My name is Ray, I am 59, and I am a member of Patient Voices Matter (PVM). I joined PVM because I want to improve the health system for everyone by talking about my experiences; I have high blood pressure and learning disabilities. We meet every month and I really enjoy it.

Learning disabilities

I think that some members of staff in medical settings do not listen to or communicate well with people with learning disabilities and patients with other needs, too.

An example of this happened last year when I went to the hospital reception desk to ask where to go for my scan. The receptionist was rude to me because she didn't understand me because she thought I wasn’t expressing myself clearly, and it made me feel small. I felt like I was banging my head against a brick wall, and it is frustrating that patients’ voices are not being listened to.

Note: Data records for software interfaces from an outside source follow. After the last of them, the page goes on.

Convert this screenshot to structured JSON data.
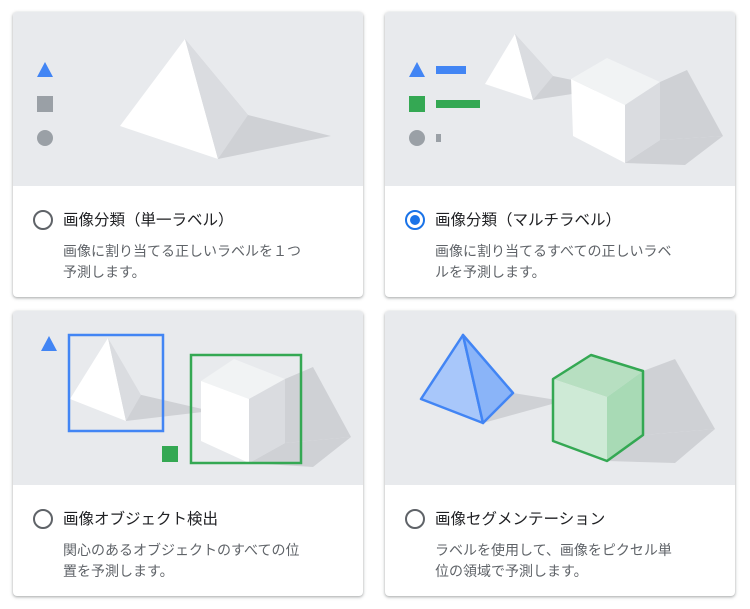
{
  "options": [
    {
      "title": "画像分類（単一ラベル）",
      "desc_lines": [
        "画像に割り当てる正しいラベルを１つ",
        "予測します。"
      ],
      "selected": false,
      "icons": [
        "triangle-icon",
        "square-icon",
        "circle-icon"
      ]
    },
    {
      "title": "画像分類（マルチラベル）",
      "desc_lines": [
        "画像に割り当てるすべての正しいラベ",
        "ルを予測します。"
      ],
      "selected": true,
      "icons": [
        "triangle-icon",
        "square-icon",
        "circle-icon"
      ]
    },
    {
      "title": "画像オブジェクト検出",
      "desc_lines": [
        "関心のあるオブジェクトのすべての位",
        "置を予測します。"
      ],
      "selected": false,
      "icons": [
        "triangle-icon",
        "square-icon"
      ]
    },
    {
      "title": "画像セグメンテーション",
      "desc_lines": [
        "ラベルを使用して、画像をピクセル単",
        "位の領域で予測します。"
      ],
      "selected": false,
      "icons": []
    }
  ],
  "colors": {
    "blue": "#4285f4",
    "green": "#34a853",
    "gray": "#9aa0a6",
    "radio_selected": "#1a73e8",
    "illustration_bg": "#e8eaed"
  }
}
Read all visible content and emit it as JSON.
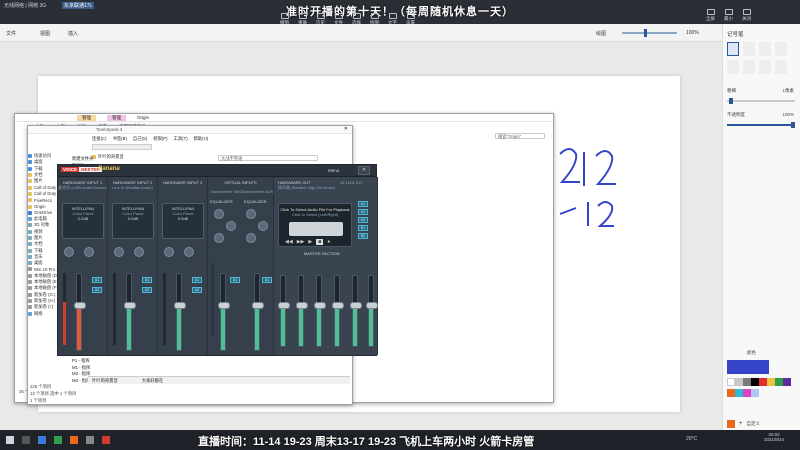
{
  "topbar": {
    "left_text": "无线网络 | 网络 3G",
    "isp": "东京联通17L",
    "banner": "准时开播的第十天！（每周随机休息一天）",
    "tools": [
      "撤销",
      "重做",
      "历史",
      "文件",
      "选择",
      "绘图",
      "文字",
      "设置"
    ],
    "right_tools": [
      "全屏",
      "最小",
      "关闭"
    ]
  },
  "ribbon": {
    "items": [
      "文件",
      "视图",
      "插入",
      "绘图"
    ],
    "zoom": "100%"
  },
  "explorer_back": {
    "tabs": [
      "管理",
      "管理",
      "Origin"
    ],
    "menus": [
      "文件",
      "主页",
      "共享",
      "查看",
      "应用程序工具"
    ],
    "address": "Origin",
    "search_placeholder": "搜索\"Origin\"",
    "status": "25 个项目"
  },
  "explorer_front": {
    "title": "TeamSpeak 3",
    "menus": [
      "连接(C)",
      "书签(B)",
      "自己(S)",
      "权限(P)",
      "工具(T)",
      "帮助(H)"
    ],
    "channel": "叶叶的背景音",
    "channel_right": "大战不熟谁",
    "tabs": [
      "叶叶的背景音",
      "大家好都在"
    ],
    "tree": [
      "快速访问",
      "桌面",
      "下载",
      "文档",
      "图片",
      "Call of Duty",
      "Call of Duty",
      "FiveRecs",
      "Origin",
      "OneDrive",
      "此电脑",
      "3D 对象",
      "视频",
      "图片",
      "文档",
      "下载",
      "音乐",
      "桌面",
      "Win 10 Pro x64",
      "本地磁盘 (D:)",
      "本地磁盘 (E:)",
      "本地磁盘 (F:)",
      "新加卷 (G:)",
      "新加卷 (H:)",
      "新加卷 (I:)",
      "网络"
    ],
    "side_items": [
      "新建文件夹",
      "Origin",
      "1E"
    ],
    "bottom_list": [
      "P1 - 指挥",
      "M1 - 指挥",
      "M2 - 指挥",
      "M3 - 指挥"
    ],
    "status": "225 个项目",
    "status2": "13 个项目 选中 1 个项目",
    "status3": "1 个项目"
  },
  "voicemeeter": {
    "brand1": "VOICE",
    "brand2": "MEETER",
    "brand3": "Banana",
    "window_menu": "Menu",
    "hardware_in": [
      {
        "title": "HARDWARE INPUT 1",
        "device": "麦克风 (USB Audio Device)",
        "label": "INTELLIPAN",
        "sub": "Color Panel",
        "val": "0.0dB"
      },
      {
        "title": "HARDWARE INPUT 2",
        "device": "Line In (Realtek Audio)",
        "label": "INTELLIPAN",
        "sub": "Color Panel",
        "val": "0.0dB"
      },
      {
        "title": "HARDWARE INPUT 3",
        "device": "",
        "label": "INTELLIPAN",
        "sub": "Color Panel",
        "val": "0.0dB"
      }
    ],
    "virtual_title": "VIRTUAL INPUTS",
    "virtual": [
      "Voicemeeter VAIO",
      "Voicemeeter AUX"
    ],
    "equalizer": "EQUALIZER",
    "hw_out_title": "HARDWARE OUT",
    "hw_out_sub": "44.1kHz 512",
    "hw_out_device": "扬声器 (Realtek High Def Audio)",
    "buses": [
      "A1",
      "A2",
      "A3",
      "B1",
      "B2"
    ],
    "tape_msg": "Click To Select Audio File For Playback",
    "tape_sub": "Click to Select (Left/Right)",
    "master": "MASTER SECTION",
    "mute": "Mute",
    "solo": "Solo",
    "mono": "Mono"
  },
  "pen_panel": {
    "title": "记号笔",
    "thickness": "粗细",
    "thickness_val": "1像素",
    "opacity": "不透明度",
    "opacity_val": "100%",
    "color_label": "颜色",
    "custom": "自定义"
  },
  "handwriting": [
    "212",
    "12"
  ],
  "taskbar": {
    "caption": "直播时间：11-14 19-23 周末13-17 19-23 飞机上车两小时 火箭卡房管",
    "temp": "20°C",
    "time": "20:02",
    "date": "2021/8/24"
  },
  "colors": {
    "bg": "#3a3d44",
    "pen_blue": "#3446c7",
    "vm_green": "#4fbf98",
    "vm_red": "#e05a3a"
  }
}
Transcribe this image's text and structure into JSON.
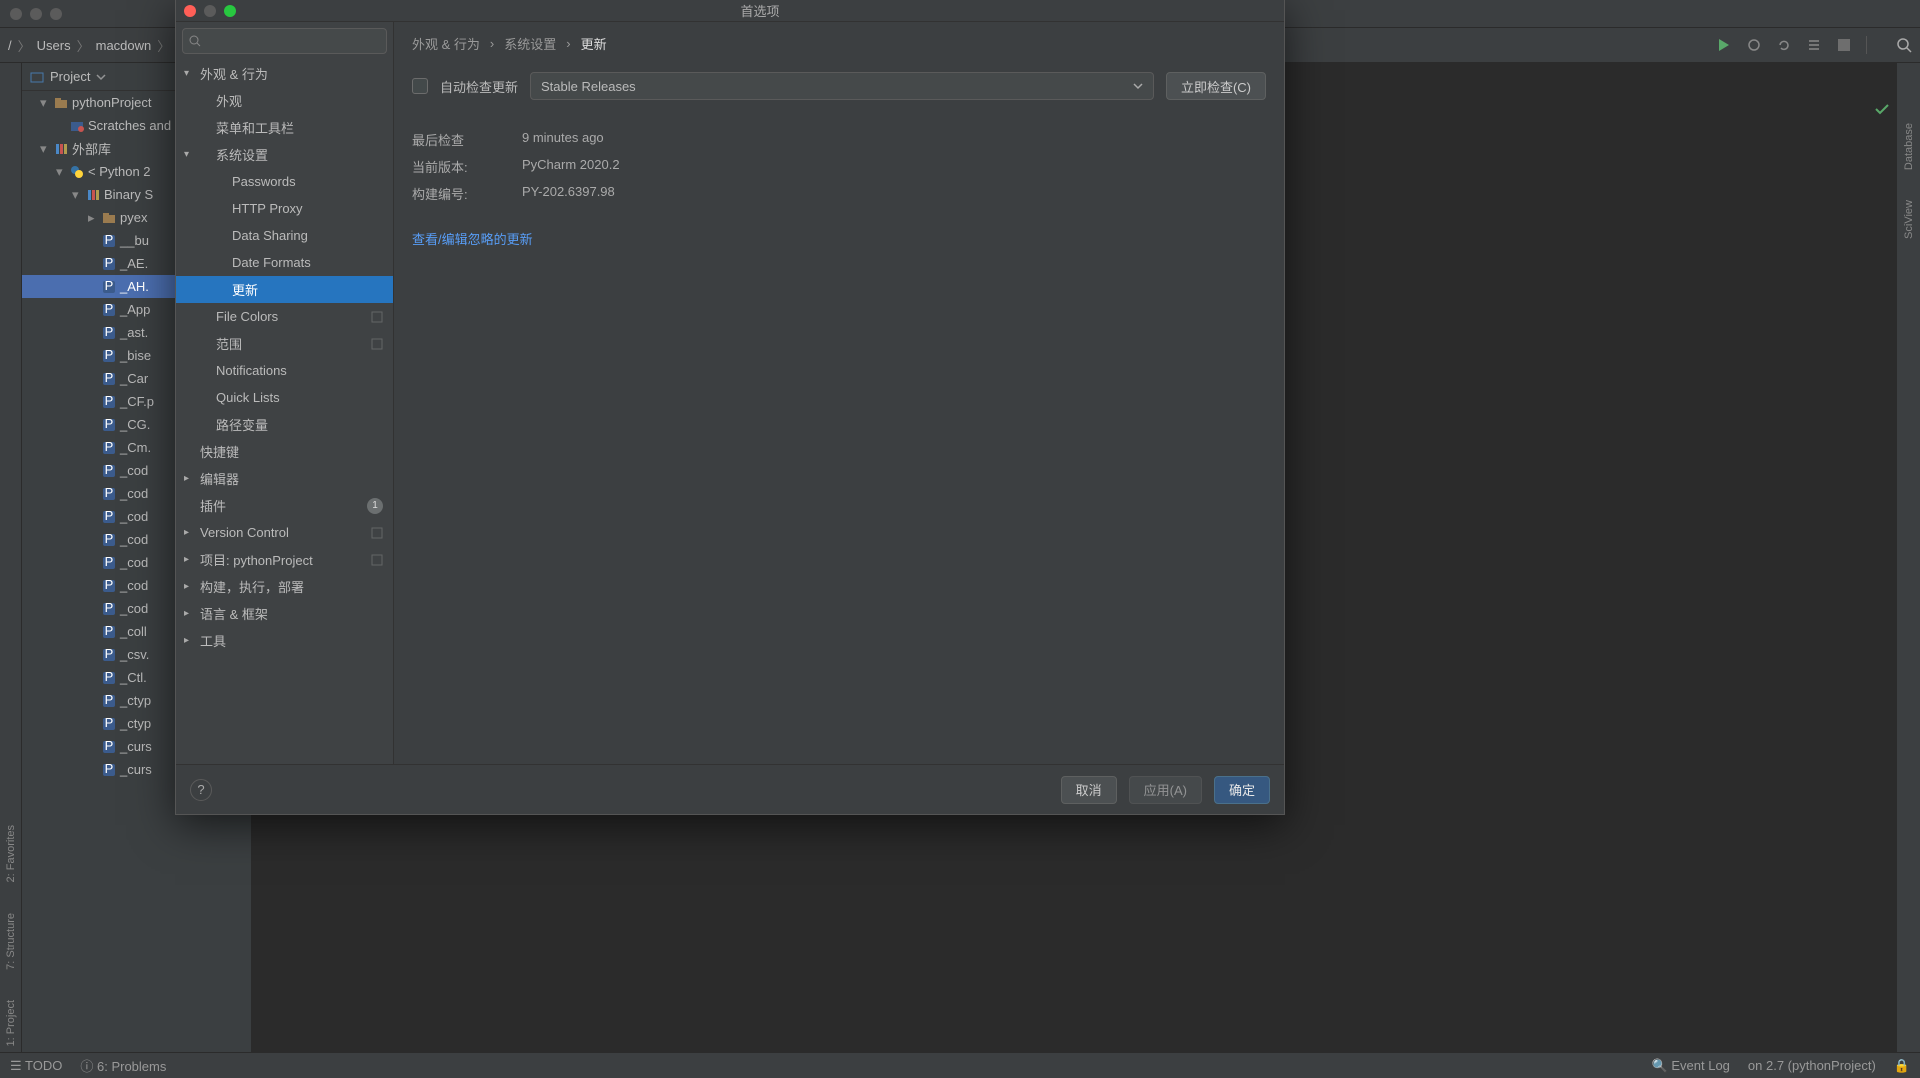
{
  "ide": {
    "breadcrumbs": [
      "/",
      "Users",
      "macdown"
    ],
    "project_label": "Project",
    "toolbar_right_icons": [
      "run-icon",
      "debug-icon",
      "stop-icon",
      "list-icon",
      "search-icon"
    ],
    "left_gutter": [
      "2: Favorites",
      "7: Structure",
      "1: Project"
    ],
    "right_gutter": [
      "Database",
      "SciView"
    ],
    "status": {
      "todo": "TODO",
      "problems": "6: Problems",
      "event_log": "Event Log",
      "interpreter": "on 2.7 (pythonProject)"
    },
    "tree": [
      {
        "depth": 0,
        "icon": "chev-down",
        "kind": "folder",
        "label": "pythonProject"
      },
      {
        "depth": 1,
        "icon": "none",
        "kind": "scratch",
        "label": "Scratches and"
      },
      {
        "depth": 0,
        "icon": "chev-down",
        "kind": "lib",
        "label": "外部库"
      },
      {
        "depth": 1,
        "icon": "chev-down",
        "kind": "py",
        "label": "< Python 2"
      },
      {
        "depth": 2,
        "icon": "chev-down",
        "kind": "lib",
        "label": "Binary S"
      },
      {
        "depth": 3,
        "icon": "chev-right",
        "kind": "folder",
        "label": "pyex"
      },
      {
        "depth": 3,
        "icon": "none",
        "kind": "pyf",
        "label": "__bu"
      },
      {
        "depth": 3,
        "icon": "none",
        "kind": "pyf",
        "label": "_AE."
      },
      {
        "depth": 3,
        "icon": "none",
        "kind": "pyf",
        "label": "_AH.",
        "selected": true
      },
      {
        "depth": 3,
        "icon": "none",
        "kind": "pyf",
        "label": "_App"
      },
      {
        "depth": 3,
        "icon": "none",
        "kind": "pyf",
        "label": "_ast."
      },
      {
        "depth": 3,
        "icon": "none",
        "kind": "pyf",
        "label": "_bise"
      },
      {
        "depth": 3,
        "icon": "none",
        "kind": "pyf",
        "label": "_Car"
      },
      {
        "depth": 3,
        "icon": "none",
        "kind": "pyf",
        "label": "_CF.p"
      },
      {
        "depth": 3,
        "icon": "none",
        "kind": "pyf",
        "label": "_CG."
      },
      {
        "depth": 3,
        "icon": "none",
        "kind": "pyf",
        "label": "_Cm."
      },
      {
        "depth": 3,
        "icon": "none",
        "kind": "pyf",
        "label": "_cod"
      },
      {
        "depth": 3,
        "icon": "none",
        "kind": "pyf",
        "label": "_cod"
      },
      {
        "depth": 3,
        "icon": "none",
        "kind": "pyf",
        "label": "_cod"
      },
      {
        "depth": 3,
        "icon": "none",
        "kind": "pyf",
        "label": "_cod"
      },
      {
        "depth": 3,
        "icon": "none",
        "kind": "pyf",
        "label": "_cod"
      },
      {
        "depth": 3,
        "icon": "none",
        "kind": "pyf",
        "label": "_cod"
      },
      {
        "depth": 3,
        "icon": "none",
        "kind": "pyf",
        "label": "_cod"
      },
      {
        "depth": 3,
        "icon": "none",
        "kind": "pyf",
        "label": "_coll"
      },
      {
        "depth": 3,
        "icon": "none",
        "kind": "pyf",
        "label": "_csv."
      },
      {
        "depth": 3,
        "icon": "none",
        "kind": "pyf",
        "label": "_Ctl."
      },
      {
        "depth": 3,
        "icon": "none",
        "kind": "pyf",
        "label": "_ctyp"
      },
      {
        "depth": 3,
        "icon": "none",
        "kind": "pyf",
        "label": "_ctyp"
      },
      {
        "depth": 3,
        "icon": "none",
        "kind": "pyf",
        "label": "_curs"
      },
      {
        "depth": 3,
        "icon": "none",
        "kind": "pyf",
        "label": "_curs"
      }
    ]
  },
  "dialog": {
    "title": "首选项",
    "search_placeholder": "",
    "nav": [
      {
        "label": "外观 & 行为",
        "depth": 0,
        "arrow": "down"
      },
      {
        "label": "外观",
        "depth": 1
      },
      {
        "label": "菜单和工具栏",
        "depth": 1
      },
      {
        "label": "系统设置",
        "depth": 1,
        "arrow": "down"
      },
      {
        "label": "Passwords",
        "depth": 2
      },
      {
        "label": "HTTP Proxy",
        "depth": 2
      },
      {
        "label": "Data Sharing",
        "depth": 2
      },
      {
        "label": "Date Formats",
        "depth": 2
      },
      {
        "label": "更新",
        "depth": 2,
        "selected": true
      },
      {
        "label": "File Colors",
        "depth": 1,
        "proj": true
      },
      {
        "label": "范围",
        "depth": 1,
        "proj": true
      },
      {
        "label": "Notifications",
        "depth": 1
      },
      {
        "label": "Quick Lists",
        "depth": 1
      },
      {
        "label": "路径变量",
        "depth": 1
      },
      {
        "label": "快捷键",
        "depth": 0
      },
      {
        "label": "编辑器",
        "depth": 0,
        "arrow": "right"
      },
      {
        "label": "插件",
        "depth": 0,
        "badge": "1"
      },
      {
        "label": "Version Control",
        "depth": 0,
        "arrow": "right",
        "proj": true
      },
      {
        "label": "项目: pythonProject",
        "depth": 0,
        "arrow": "right",
        "proj": true
      },
      {
        "label": "构建，执行，部署",
        "depth": 0,
        "arrow": "right"
      },
      {
        "label": "语言 & 框架",
        "depth": 0,
        "arrow": "right"
      },
      {
        "label": "工具",
        "depth": 0,
        "arrow": "right"
      }
    ],
    "crumbs": [
      "外观 & 行为",
      "系统设置",
      "更新"
    ],
    "auto_check_label": "自动检查更新",
    "channel": "Stable Releases",
    "check_now": "立即检查(C)",
    "info": {
      "last_check_label": "最后检查",
      "last_check_value": "9 minutes ago",
      "current_version_label": "当前版本:",
      "current_version_value": "PyCharm 2020.2",
      "build_label": "构建编号:",
      "build_value": "PY-202.6397.98"
    },
    "ignored_link": "查看/编辑忽略的更新",
    "buttons": {
      "cancel": "取消",
      "apply": "应用(A)",
      "ok": "确定"
    }
  }
}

I also had a bad experience when I had a biopsy in November. I received a letter that was inaccessible and so had to ask someone to explain to me what it meant. Then when I went to the hospital I had to wait four hours and no-one would tell me anything.


After my biopsy I was hungry as it was 7pm and I had been waiting all that time, but the canteen was closed and I didn’t know how to get any dinner. How are patients meant to know what time canteens close and how to get food? The kitchen staff kindly made me some soup, but what happens to other patients in this situation? Most of the staff were really great, which I was thankful for, but one member of staff kept asking me the same questions, which really frustrated me. Why couldn’t he listen the first time when he asked me?

Better communication

These experiences have taught me that what I want to see from the NHS is:

  • Accessible letters to patients
  • Better communication from staff
  • Food to be available at all hours
  • More staff to listen to and really care about patients.